Here we go again..

So I'm back in Barts. It's been a long day but finally my chemo has started. The first bag went up about 19:45. Hopefully that will mean I'm done by early Friday morning. Today has been mostly sitting around in the Day room. I arrived at 10:00 and after a quick blood test and a history check up, I had to wait for a bed to come free. Sometimes it's quiet on the ward and you get assigned a bed in like 20 minutes. Today though they are running at full capacity. So I had to wait for another patient to be transported to another ward. It was almost 16:00 by the time I got my room. Weirdly it's room 6 where I was last chemo session. I have returned to the scene of the crime.

Before I could start chemotherapy I have to have a central line fitted. This is a thick tube that is inserted into a vein which the drugs are then delivered intravenously. Last time around they tried unsuccessfully to insert it in to my neck. After the doctors had about eight attempts a anaesthetist was called from surgery to try. He does this for a living and even he couldn't do it. The process is painful as it involves having local anaesthetic and then a bloody big needle pushed into your vein. Then a guide wire is inserted so the tube goes into the right place and doesn't end up going into the artery which is sitting next door to your vein. It's like a complex version of the game where you have to get a loop of wire around an obstacle course without setting off the buzzer. Anyway the upshot of all this is they had to go in via my groin. Now that sounds painful especially if you are reading this and also happen to be a man. I have to say it was a lot less painful then my neck, which swelled up so much I looked like David Coulthard.

So this time around they went straight for the groin.  After a quite painful exploratory effort on my left side, they switched to my right and had much better luck. My vein was in much better shape and guided by ultrasound they got the tube in. No wonder junkies swear by shooting up there. The great thing about a central line is that it spares my arms being battered by cannulas. Also they can draw blood from there so my arms should escape too much needle action.
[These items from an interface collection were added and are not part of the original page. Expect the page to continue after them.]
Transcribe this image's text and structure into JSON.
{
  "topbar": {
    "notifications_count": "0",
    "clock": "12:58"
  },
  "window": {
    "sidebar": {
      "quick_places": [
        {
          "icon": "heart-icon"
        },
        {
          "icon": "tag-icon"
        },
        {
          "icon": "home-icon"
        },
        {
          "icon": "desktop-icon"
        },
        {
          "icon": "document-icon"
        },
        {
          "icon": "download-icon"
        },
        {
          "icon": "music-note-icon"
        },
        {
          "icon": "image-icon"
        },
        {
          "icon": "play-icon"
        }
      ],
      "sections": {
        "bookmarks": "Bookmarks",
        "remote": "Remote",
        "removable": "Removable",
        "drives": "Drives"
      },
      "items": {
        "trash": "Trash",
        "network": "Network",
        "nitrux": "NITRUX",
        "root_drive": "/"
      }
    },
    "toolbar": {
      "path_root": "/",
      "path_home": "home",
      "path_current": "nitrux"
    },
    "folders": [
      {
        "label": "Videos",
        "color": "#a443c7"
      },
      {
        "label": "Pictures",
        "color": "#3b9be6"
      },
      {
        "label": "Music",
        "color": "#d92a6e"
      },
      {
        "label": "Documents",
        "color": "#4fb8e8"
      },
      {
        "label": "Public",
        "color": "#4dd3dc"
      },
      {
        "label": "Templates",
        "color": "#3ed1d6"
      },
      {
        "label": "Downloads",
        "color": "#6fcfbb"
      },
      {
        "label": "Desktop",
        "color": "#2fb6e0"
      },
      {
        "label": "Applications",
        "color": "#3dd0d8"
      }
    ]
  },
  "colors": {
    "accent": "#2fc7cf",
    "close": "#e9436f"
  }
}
The process of having chemotherapy is quite painless, but does cause side effects. So before my first bag went up I had an anti emetic to try and stop any sickness. My main worry is sleep as I have insomnia and don't want to be woken up when I do get to sleep at night. Trouble is the chemo is in 4 hour bags which means changes at midnight then again at 0400. They have to wake you up to check your date of birth and NHS number. It's a safety check thing which I get in theory but in practice is bloody annoying. Anyway such is life of a cancer patient. Onwards!

Currently I'm listening to Pete Paphides on second albums.. Watching Rich Hall on American Indians... Reading Emma Jackson on indie music and misrepresentation of women.

Production Note: Squarespace is working badly on my tablet. I can't post pictures or make links work. I'll try and fix this for next time!